Entries taken from a collection:
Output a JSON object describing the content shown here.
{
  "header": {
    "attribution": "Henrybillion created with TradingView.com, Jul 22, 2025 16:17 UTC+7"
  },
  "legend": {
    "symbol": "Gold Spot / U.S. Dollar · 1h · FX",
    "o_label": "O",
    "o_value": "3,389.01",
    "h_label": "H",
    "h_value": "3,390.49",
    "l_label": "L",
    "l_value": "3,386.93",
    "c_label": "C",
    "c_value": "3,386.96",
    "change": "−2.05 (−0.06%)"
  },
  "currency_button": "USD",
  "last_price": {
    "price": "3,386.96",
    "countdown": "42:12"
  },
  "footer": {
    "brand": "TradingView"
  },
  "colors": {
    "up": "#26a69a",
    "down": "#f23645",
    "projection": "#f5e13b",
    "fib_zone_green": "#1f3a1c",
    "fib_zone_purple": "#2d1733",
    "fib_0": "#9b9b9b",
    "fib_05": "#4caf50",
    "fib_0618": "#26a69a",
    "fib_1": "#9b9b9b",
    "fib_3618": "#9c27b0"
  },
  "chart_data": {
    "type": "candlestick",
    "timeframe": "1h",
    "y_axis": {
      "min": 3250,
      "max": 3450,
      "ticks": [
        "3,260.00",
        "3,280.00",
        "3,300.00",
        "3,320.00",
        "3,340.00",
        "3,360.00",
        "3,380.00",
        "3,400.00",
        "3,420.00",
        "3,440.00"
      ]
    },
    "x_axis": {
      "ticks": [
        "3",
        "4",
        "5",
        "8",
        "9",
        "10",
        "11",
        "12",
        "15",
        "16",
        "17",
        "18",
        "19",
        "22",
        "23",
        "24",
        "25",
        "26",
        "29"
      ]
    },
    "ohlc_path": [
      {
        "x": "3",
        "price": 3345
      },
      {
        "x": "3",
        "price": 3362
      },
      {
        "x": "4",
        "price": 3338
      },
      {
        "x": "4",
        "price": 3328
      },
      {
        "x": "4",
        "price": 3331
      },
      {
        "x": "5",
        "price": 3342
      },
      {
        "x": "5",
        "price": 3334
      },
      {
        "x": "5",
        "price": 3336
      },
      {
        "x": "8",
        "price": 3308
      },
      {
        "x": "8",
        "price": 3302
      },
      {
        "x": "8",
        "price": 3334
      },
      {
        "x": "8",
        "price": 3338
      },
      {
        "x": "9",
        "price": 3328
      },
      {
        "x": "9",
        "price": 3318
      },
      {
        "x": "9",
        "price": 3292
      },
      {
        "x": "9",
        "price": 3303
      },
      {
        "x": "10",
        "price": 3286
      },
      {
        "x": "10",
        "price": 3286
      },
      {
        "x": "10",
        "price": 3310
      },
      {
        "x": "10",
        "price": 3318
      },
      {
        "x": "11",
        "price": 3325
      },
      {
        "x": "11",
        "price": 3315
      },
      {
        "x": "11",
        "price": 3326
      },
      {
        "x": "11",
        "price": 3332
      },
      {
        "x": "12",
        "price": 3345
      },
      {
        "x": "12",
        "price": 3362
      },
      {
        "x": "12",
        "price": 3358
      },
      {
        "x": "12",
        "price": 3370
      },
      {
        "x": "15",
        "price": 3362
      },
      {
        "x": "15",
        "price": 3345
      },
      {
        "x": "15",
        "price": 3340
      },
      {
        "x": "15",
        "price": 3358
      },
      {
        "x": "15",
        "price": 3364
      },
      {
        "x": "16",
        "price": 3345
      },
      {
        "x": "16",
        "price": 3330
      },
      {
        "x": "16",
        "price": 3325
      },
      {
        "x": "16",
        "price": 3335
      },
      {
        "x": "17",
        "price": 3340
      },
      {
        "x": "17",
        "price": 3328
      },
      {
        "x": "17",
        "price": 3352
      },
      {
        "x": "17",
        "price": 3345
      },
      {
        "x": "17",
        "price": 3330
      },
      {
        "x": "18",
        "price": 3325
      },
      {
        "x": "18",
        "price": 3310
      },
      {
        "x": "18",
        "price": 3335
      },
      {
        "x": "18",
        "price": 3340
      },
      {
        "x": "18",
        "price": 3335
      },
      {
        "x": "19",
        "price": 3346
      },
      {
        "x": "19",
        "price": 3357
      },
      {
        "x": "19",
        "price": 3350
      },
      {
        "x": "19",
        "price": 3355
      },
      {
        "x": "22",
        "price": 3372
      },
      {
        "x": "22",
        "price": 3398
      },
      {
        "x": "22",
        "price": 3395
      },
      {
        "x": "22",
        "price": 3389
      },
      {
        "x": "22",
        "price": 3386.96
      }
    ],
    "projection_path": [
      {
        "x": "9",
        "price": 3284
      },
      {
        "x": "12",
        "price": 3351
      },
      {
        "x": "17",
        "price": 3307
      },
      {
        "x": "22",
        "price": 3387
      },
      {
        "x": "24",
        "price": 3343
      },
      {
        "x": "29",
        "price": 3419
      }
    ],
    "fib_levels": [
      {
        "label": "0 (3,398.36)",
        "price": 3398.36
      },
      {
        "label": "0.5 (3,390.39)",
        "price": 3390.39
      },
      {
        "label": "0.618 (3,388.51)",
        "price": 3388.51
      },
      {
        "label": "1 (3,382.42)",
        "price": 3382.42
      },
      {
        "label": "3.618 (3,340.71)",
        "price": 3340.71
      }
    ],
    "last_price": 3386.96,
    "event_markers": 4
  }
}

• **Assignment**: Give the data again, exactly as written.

• **Result of the task**:
Output a JSON object describing the content shown here.
{
  "header": {
    "attribution": "Henrybillion created with TradingView.com, Jul 22, 2025 16:17 UTC+7"
  },
  "legend": {
    "symbol": "Gold Spot / U.S. Dollar · 1h · FX",
    "o_label": "O",
    "o_value": "3,389.01",
    "h_label": "H",
    "h_value": "3,390.49",
    "l_label": "L",
    "l_value": "3,386.93",
    "c_label": "C",
    "c_value": "3,386.96",
    "change": "−2.05 (−0.06%)"
  },
  "currency_button": "USD",
  "last_price": {
    "price": "3,386.96",
    "countdown": "42:12"
  },
  "footer": {
    "brand": "TradingView"
  },
  "colors": {
    "up": "#26a69a",
    "down": "#f23645",
    "projection": "#f5e13b",
    "fib_zone_green": "#1f3a1c",
    "fib_zone_purple": "#2d1733",
    "fib_0": "#9b9b9b",
    "fib_05": "#4caf50",
    "fib_0618": "#26a69a",
    "fib_1": "#9b9b9b",
    "fib_3618": "#9c27b0"
  },
  "chart_data": {
    "type": "candlestick",
    "timeframe": "1h",
    "y_axis": {
      "min": 3250,
      "max": 3450,
      "ticks": [
        "3,260.00",
        "3,280.00",
        "3,300.00",
        "3,320.00",
        "3,340.00",
        "3,360.00",
        "3,380.00",
        "3,400.00",
        "3,420.00",
        "3,440.00"
      ]
    },
    "x_axis": {
      "ticks": [
        "3",
        "4",
        "5",
        "8",
        "9",
        "10",
        "11",
        "12",
        "15",
        "16",
        "17",
        "18",
        "19",
        "22",
        "23",
        "24",
        "25",
        "26",
        "29"
      ]
    },
    "ohlc_path": [
      {
        "x": "3",
        "price": 3345
      },
      {
        "x": "3",
        "price": 3362
      },
      {
        "x": "4",
        "price": 3338
      },
      {
        "x": "4",
        "price": 3328
      },
      {
        "x": "4",
        "price": 3331
      },
      {
        "x": "5",
        "price": 3342
      },
      {
        "x": "5",
        "price": 3334
      },
      {
        "x": "5",
        "price": 3336
      },
      {
        "x": "8",
        "price": 3308
      },
      {
        "x": "8",
        "price": 3302
      },
      {
        "x": "8",
        "price": 3334
      },
      {
        "x": "8",
        "price": 3338
      },
      {
        "x": "9",
        "price": 3328
      },
      {
        "x": "9",
        "price": 3318
      },
      {
        "x": "9",
        "price": 3292
      },
      {
        "x": "9",
        "price": 3303
      },
      {
        "x": "10",
        "price": 3286
      },
      {
        "x": "10",
        "price": 3286
      },
      {
        "x": "10",
        "price": 3310
      },
      {
        "x": "10",
        "price": 3318
      },
      {
        "x": "11",
        "price": 3325
      },
      {
        "x": "11",
        "price": 3315
      },
      {
        "x": "11",
        "price": 3326
      },
      {
        "x": "11",
        "price": 3332
      },
      {
        "x": "12",
        "price": 3345
      },
      {
        "x": "12",
        "price": 3362
      },
      {
        "x": "12",
        "price": 3358
      },
      {
        "x": "12",
        "price": 3370
      },
      {
        "x": "15",
        "price": 3362
      },
      {
        "x": "15",
        "price": 3345
      },
      {
        "x": "15",
        "price": 3340
      },
      {
        "x": "15",
        "price": 3358
      },
      {
        "x": "15",
        "price": 3364
      },
      {
        "x": "16",
        "price": 3345
      },
      {
        "x": "16",
        "price": 3330
      },
      {
        "x": "16",
        "price": 3325
      },
      {
        "x": "16",
        "price": 3335
      },
      {
        "x": "17",
        "price": 3340
      },
      {
        "x": "17",
        "price": 3328
      },
      {
        "x": "17",
        "price": 3352
      },
      {
        "x": "17",
        "price": 3345
      },
      {
        "x": "17",
        "price": 3330
      },
      {
        "x": "18",
        "price": 3325
      },
      {
        "x": "18",
        "price": 3310
      },
      {
        "x": "18",
        "price": 3335
      },
      {
        "x": "18",
        "price": 3340
      },
      {
        "x": "18",
        "price": 3335
      },
      {
        "x": "19",
        "price": 3346
      },
      {
        "x": "19",
        "price": 3357
      },
      {
        "x": "19",
        "price": 3350
      },
      {
        "x": "19",
        "price": 3355
      },
      {
        "x": "22",
        "price": 3372
      },
      {
        "x": "22",
        "price": 3398
      },
      {
        "x": "22",
        "price": 3395
      },
      {
        "x": "22",
        "price": 3389
      },
      {
        "x": "22",
        "price": 3386.96
      }
    ],
    "projection_path": [
      {
        "x": "9",
        "price": 3284
      },
      {
        "x": "12",
        "price": 3351
      },
      {
        "x": "17",
        "price": 3307
      },
      {
        "x": "22",
        "price": 3387
      },
      {
        "x": "24",
        "price": 3343
      },
      {
        "x": "29",
        "price": 3419
      }
    ],
    "fib_levels": [
      {
        "label": "0 (3,398.36)",
        "price": 3398.36
      },
      {
        "label": "0.5 (3,390.39)",
        "price": 3390.39
      },
      {
        "label": "0.618 (3,388.51)",
        "price": 3388.51
      },
      {
        "label": "1 (3,382.42)",
        "price": 3382.42
      },
      {
        "label": "3.618 (3,340.71)",
        "price": 3340.71
      }
    ],
    "last_price": 3386.96,
    "event_markers": 4
  }
}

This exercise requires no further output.